Floor plans are great for describing the scale and size of the spaces inside the home, how the rooms of the home fit together and the flow between them.
Since you can see the whole of one floor at a time, it makes it a valuable analysis tool because you can spot things that you might not necessarily notice even wandering round a home in real life.
So in order to read floor plans, what information do you need?
First of all, you need a floor plan for each story of the home you're looking at. For our case study house, we only have one floor to keep things simple.
As well as the layout, a floor plan also needs to include the following information:
The compass mark shows which direction is north. This is important to know how the sun moves around your home.
If there isn't a compass mark on the floor plan, you might find it on the site plan.
Look for the dimensions of the rooms of the floor plan. Sometimes there is a scale that you can use to determine the dimensions that aren't explicitly marked.
On the floor plan above, the dimensions are marked with black lines with a diagonal line to mark the extent of each dimension.
Find out more about scale for floor plans.
Make sure there is a furniture layout on the plan. You’ll be surprised about how many problems can be uncovered in a floor plan when you bring furniture into the picture as well. The sofa and the dining table as well as the kitchen and bathroom layouts should be on the floor plan.
Take a moment to check the size of the furniture. Sometimes the furniture used on a floor plan is small to make the floor plan appear larger. The furniture will use the same scale as the rest of the floor plan.
Is the sofa on the floor plan really the size of a big comfy sofa or is it heading towards the size of a bus shelter bench? If there is no furniture on the plan, print it out and put some in roughly to scale.
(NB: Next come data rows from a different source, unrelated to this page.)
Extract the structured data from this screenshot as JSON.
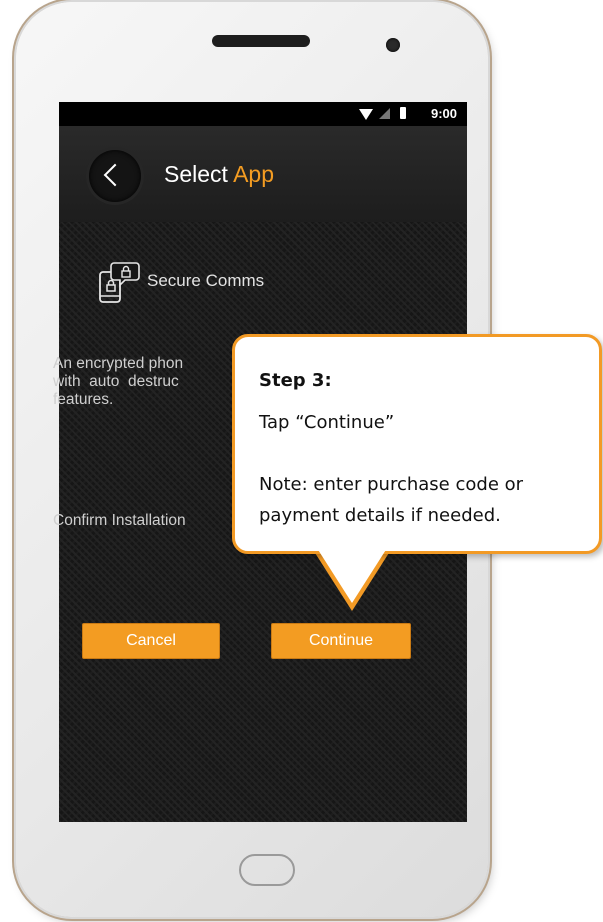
{
  "status_bar": {
    "time": "9:00"
  },
  "header": {
    "title_part1": "Select",
    "title_part2": "App"
  },
  "app": {
    "name": "Secure Comms",
    "description": "An encrypted phone with auto destruct features.",
    "desc_visible_line1": "An encrypted phon",
    "desc_visible_line2": "with  auto  destruc",
    "desc_visible_line3": "features.",
    "confirm_text": "Confirm Installation"
  },
  "buttons": {
    "cancel": "Cancel",
    "continue": "Continue"
  },
  "callout": {
    "step": "Step 3:",
    "instruction": "Tap “Continue”",
    "note_line1": "Note: enter purchase code or",
    "note_line2": "payment details if needed."
  },
  "colors": {
    "accent": "#f39c22",
    "callout_border": "#f29a25"
  },
  "icons": {
    "back": "chevron-left-icon",
    "app": "secure-phone-chat-icon"
  }
}
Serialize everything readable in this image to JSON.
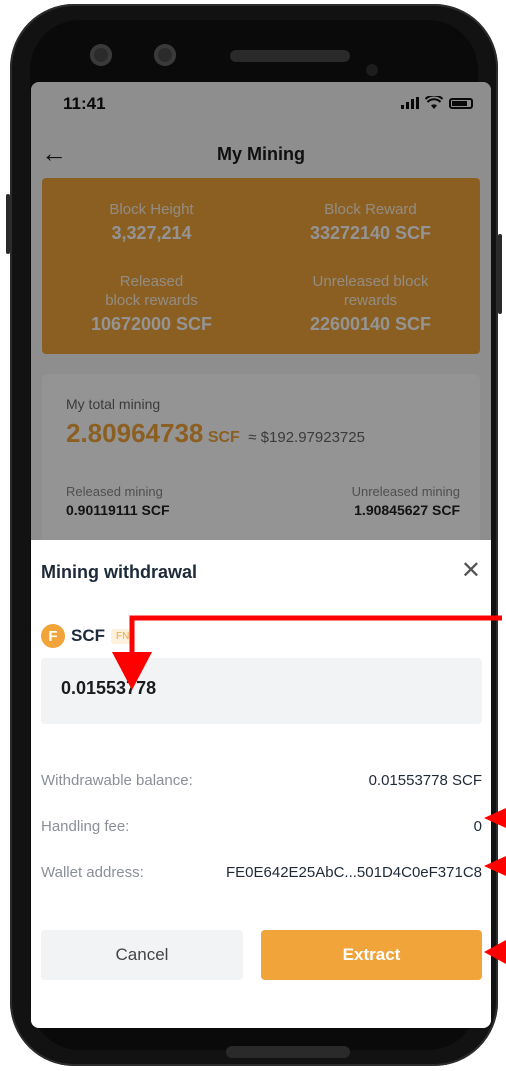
{
  "status_bar": {
    "time": "11:41"
  },
  "nav": {
    "title": "My Mining"
  },
  "block_stats": {
    "block_height_label": "Block Height",
    "block_height_value": "3,327,214",
    "block_reward_label": "Block Reward",
    "block_reward_value": "33272140 SCF",
    "released_label_line1": "Released",
    "released_label_line2": "block rewards",
    "released_value": "10672000 SCF",
    "unreleased_label_line1": "Unreleased block",
    "unreleased_label_line2": "rewards",
    "unreleased_value": "22600140 SCF"
  },
  "mining": {
    "total_label": "My total mining",
    "total_value": "2.80964738",
    "total_unit": "SCF",
    "total_usd": "≈ $192.97923725",
    "released_label": "Released mining",
    "released_value": "0.90119111 SCF",
    "unreleased_label": "Unreleased mining",
    "unreleased_value": "1.90845627 SCF"
  },
  "withdrawal": {
    "title": "Mining withdrawal",
    "coin_name": "SCF",
    "coin_tag": "FN",
    "amount": "0.01553778",
    "withdrawable_label": "Withdrawable balance:",
    "withdrawable_value": "0.01553778 SCF",
    "fee_label": "Handling fee:",
    "fee_value": "0",
    "wallet_label": "Wallet address:",
    "wallet_value": "FE0E642E25AbC...501D4C0eF371C8",
    "cancel_label": "Cancel",
    "extract_label": "Extract"
  },
  "colors": {
    "accent": "#f0a43a",
    "annotation": "#ff0000"
  }
}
The next thing to get to grips with is the symbols that are used in a floor plan. If you haven’t already, please sign up to HPH so that you can download your floor plan symbols and blueprint symbols. They’re the symbols that are used throughout the HPH site.
Each of the symbols is explained on the floor plan symbols page .
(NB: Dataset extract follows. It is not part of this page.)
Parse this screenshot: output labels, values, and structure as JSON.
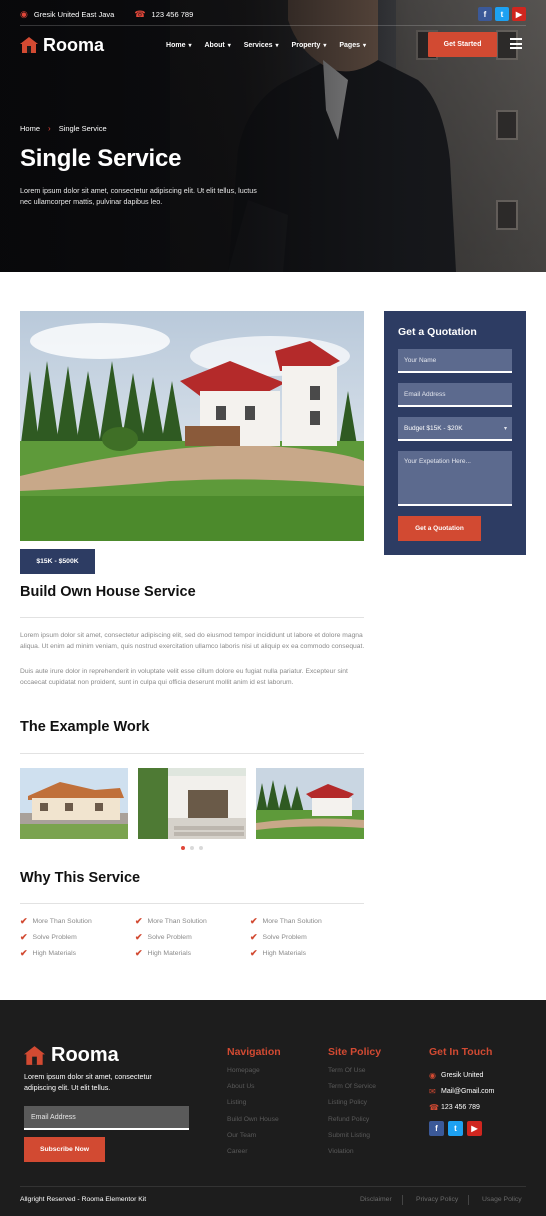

So to help you learn how to read floor plans, let's step through the floor plan of our study house.
External walls are represented by a thick solid line (they have the heaviest line weight). The internal walls are represented by a thinner solid line. Full height doors are represented by an even finer solid line.
Windows are represented by a single solid line. The floor plan doesn’t tell you anything about how a window opens, or the height of the window. You'll need to look at elevations for these details.
Doors are represented by a thin solid line and are always drawn in the open position.
Doors are accompanied by a quarter circle to show the extent of the door swing. Showing the door swing helps to show any possible conflicts with the swing of the door such as swinging into another door, or swinging into a hallway where someone might open the door into the path of someone walking down the hall – ouch.
That’s why internal doors should open into rooms and not into circulation spaces.
Identify where the front door and any other entries are.
Although there is only one floor on our study house, we do have stairs going up to the front door.
The stairs show each tread.
Stairs between each floor should indicate which way is up or down. There are different conventions for which way the arrow points, up or down so I like to see a word to explain ‘up’ or ‘down’.
You can see the dining room, bedroom and study furniture on the floor plan.
You can see the basic layout of the kitchen including the location of appliances.
If the kitchen layout is not indicated, you should have a think about how the kitchen layout might work.
You can see the layout of the bathrooms.
If the bathroom layout is not on the floor plan, put a layout in yourself to make sure the space will work as a bathroom.
There's lots of information available on the design of each individual space, room by room.
It's important to have some space set aside for a laundry.
Our example home has a stove rather than a fireplace. The circle with the solid line shows the size of the stove on the ground, the circle with the dotted line shows the chimney going through the roof.
In addition to closets in bedrooms is there any other storage on the floor plan?
You can read more about how to analyze your floor plan....